====== RECORDS SHOWN ======

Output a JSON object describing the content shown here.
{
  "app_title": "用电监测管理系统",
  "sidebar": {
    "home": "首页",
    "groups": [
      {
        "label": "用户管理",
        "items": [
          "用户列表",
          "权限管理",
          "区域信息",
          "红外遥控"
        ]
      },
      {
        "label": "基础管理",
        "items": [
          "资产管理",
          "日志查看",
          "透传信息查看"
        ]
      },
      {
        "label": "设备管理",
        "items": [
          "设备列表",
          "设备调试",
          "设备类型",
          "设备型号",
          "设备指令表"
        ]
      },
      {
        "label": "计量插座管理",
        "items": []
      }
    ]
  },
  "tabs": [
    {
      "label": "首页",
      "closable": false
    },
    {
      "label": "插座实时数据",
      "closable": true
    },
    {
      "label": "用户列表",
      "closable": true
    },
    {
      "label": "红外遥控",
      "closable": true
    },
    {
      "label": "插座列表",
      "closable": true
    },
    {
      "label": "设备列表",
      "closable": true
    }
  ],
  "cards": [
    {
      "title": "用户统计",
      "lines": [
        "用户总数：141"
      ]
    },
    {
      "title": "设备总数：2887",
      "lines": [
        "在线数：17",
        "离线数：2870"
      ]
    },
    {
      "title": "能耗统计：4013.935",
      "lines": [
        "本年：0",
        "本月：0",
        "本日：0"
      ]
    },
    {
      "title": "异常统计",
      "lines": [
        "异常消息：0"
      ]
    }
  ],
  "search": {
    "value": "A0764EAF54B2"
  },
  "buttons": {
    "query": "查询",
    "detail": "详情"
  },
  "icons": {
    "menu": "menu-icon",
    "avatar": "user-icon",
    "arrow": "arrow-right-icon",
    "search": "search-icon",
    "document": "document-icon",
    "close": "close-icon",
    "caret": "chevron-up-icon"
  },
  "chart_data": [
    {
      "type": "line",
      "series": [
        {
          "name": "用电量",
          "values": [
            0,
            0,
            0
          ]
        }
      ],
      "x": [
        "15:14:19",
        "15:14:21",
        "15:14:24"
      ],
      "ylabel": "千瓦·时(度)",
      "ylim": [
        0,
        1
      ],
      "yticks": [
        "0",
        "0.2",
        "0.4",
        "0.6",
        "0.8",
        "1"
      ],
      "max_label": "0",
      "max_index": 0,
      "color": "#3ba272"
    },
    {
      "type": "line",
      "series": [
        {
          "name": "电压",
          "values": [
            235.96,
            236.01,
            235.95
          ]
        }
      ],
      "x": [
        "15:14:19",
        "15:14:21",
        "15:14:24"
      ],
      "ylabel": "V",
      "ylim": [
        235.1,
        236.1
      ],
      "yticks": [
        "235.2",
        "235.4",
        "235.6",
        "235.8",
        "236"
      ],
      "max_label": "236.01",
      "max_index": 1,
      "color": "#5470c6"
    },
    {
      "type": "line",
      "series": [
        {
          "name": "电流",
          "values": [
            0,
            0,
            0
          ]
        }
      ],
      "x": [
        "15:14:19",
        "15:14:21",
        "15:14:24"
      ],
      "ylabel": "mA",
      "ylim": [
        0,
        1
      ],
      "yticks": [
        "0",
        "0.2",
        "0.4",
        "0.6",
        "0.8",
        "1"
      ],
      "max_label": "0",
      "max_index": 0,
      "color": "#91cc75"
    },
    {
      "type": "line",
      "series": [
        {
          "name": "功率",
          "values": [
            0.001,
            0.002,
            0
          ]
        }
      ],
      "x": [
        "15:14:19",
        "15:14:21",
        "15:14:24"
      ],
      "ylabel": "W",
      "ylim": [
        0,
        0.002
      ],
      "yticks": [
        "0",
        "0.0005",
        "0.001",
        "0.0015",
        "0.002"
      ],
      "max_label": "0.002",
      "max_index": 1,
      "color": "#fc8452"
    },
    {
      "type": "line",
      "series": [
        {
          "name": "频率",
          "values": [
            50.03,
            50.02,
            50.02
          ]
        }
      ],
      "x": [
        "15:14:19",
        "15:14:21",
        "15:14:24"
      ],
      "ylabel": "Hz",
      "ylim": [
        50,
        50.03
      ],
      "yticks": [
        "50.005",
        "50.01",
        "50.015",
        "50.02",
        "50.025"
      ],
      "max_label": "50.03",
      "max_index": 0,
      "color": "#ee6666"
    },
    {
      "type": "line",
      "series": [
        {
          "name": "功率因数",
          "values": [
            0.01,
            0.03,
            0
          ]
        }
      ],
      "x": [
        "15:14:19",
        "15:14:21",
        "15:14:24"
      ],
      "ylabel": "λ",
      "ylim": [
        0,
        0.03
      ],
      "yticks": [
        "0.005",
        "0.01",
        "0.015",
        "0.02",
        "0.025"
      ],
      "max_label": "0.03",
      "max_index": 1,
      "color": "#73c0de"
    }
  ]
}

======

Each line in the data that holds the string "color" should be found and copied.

EXERCISE SOLUTION
      "color": "#3ba272"
      "color": "#5470c6"
      "color": "#91cc75"
      "color": "#fc8452"
      "color": "#ee6666"
      "color": "#73c0de"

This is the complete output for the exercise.